> **EXERCISE GOAL**
Within the entries below, find each line containing the word "time" and copy it.

(Dataset rows describing interfaces)
==================================================
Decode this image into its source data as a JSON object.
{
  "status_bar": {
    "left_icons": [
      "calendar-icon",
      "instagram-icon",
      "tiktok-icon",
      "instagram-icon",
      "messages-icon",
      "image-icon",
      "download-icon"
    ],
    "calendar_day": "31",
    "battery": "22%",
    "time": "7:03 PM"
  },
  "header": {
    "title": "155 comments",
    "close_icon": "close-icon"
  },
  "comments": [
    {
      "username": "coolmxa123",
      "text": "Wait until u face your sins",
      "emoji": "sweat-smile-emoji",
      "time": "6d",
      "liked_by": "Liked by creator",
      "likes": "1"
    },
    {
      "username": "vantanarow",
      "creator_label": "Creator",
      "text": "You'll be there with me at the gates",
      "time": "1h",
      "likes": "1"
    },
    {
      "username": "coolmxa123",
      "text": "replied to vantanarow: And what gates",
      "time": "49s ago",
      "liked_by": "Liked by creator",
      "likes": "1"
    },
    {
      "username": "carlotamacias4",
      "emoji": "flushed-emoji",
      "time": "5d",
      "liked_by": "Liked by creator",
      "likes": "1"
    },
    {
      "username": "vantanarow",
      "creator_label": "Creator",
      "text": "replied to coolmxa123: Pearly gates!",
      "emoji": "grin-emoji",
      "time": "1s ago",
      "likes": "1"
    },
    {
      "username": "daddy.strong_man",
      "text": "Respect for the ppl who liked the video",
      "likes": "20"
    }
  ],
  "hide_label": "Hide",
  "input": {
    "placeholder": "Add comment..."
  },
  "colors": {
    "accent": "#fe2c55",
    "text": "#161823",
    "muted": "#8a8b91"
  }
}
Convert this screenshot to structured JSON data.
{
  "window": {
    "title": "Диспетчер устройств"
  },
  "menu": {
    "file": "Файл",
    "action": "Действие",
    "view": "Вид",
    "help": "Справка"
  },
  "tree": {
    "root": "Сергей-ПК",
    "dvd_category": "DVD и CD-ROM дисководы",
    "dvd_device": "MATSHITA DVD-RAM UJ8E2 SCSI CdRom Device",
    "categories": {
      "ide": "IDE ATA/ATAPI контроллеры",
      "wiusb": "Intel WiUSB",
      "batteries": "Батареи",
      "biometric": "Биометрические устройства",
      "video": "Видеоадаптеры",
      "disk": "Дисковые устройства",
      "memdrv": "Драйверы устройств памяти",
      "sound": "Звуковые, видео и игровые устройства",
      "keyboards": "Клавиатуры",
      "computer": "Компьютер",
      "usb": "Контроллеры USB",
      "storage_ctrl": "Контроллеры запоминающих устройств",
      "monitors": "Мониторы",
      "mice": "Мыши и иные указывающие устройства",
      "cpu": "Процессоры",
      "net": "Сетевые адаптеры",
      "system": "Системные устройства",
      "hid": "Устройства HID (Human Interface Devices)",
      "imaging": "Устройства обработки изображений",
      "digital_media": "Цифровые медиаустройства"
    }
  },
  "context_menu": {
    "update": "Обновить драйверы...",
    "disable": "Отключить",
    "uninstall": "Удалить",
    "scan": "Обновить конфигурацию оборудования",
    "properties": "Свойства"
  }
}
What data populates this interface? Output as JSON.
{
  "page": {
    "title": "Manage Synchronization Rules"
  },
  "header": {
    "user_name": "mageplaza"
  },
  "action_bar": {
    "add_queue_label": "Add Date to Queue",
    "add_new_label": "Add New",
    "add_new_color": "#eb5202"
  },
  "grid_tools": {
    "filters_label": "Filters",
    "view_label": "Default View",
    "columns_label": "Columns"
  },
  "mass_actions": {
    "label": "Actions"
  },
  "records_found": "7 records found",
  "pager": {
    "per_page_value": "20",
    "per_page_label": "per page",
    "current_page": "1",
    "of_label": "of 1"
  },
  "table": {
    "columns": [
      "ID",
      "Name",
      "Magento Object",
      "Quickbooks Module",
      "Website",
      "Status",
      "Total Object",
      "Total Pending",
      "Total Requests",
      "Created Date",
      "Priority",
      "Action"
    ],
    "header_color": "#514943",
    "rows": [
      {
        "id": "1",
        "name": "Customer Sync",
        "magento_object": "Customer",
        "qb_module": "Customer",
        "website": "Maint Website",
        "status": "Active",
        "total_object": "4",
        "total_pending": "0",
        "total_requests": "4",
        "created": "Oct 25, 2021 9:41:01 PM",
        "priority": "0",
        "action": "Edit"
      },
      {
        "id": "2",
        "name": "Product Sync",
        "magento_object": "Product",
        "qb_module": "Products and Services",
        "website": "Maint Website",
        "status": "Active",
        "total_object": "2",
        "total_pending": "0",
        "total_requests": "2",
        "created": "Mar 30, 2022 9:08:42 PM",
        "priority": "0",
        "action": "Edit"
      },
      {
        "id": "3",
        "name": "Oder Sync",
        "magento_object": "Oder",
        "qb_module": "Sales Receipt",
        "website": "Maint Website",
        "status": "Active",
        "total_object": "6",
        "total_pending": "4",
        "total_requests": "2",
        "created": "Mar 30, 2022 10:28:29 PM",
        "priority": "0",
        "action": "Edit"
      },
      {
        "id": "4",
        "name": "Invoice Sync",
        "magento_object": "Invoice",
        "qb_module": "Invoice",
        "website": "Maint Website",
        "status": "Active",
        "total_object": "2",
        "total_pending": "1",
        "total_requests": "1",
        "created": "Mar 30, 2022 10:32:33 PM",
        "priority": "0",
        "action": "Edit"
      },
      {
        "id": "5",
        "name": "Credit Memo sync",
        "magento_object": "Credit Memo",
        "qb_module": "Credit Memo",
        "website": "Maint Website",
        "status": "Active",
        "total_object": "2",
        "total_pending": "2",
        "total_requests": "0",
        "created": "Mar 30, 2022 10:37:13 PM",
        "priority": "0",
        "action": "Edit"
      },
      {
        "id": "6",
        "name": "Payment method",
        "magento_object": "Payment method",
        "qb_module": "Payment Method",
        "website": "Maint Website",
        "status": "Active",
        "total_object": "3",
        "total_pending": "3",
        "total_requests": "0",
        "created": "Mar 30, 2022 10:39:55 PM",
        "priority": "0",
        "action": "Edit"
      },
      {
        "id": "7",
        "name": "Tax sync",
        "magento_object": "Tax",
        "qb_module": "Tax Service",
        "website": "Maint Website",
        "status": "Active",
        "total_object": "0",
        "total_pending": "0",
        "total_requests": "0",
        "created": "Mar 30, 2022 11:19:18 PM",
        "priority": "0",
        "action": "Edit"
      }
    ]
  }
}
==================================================
> **EXERCISE SOLUTION**
    "time": "7:03 PM"
      "time": "6d",
      "time": "1h",
      "time": "49s ago",
      "time": "5d",
      "time": "1s ago",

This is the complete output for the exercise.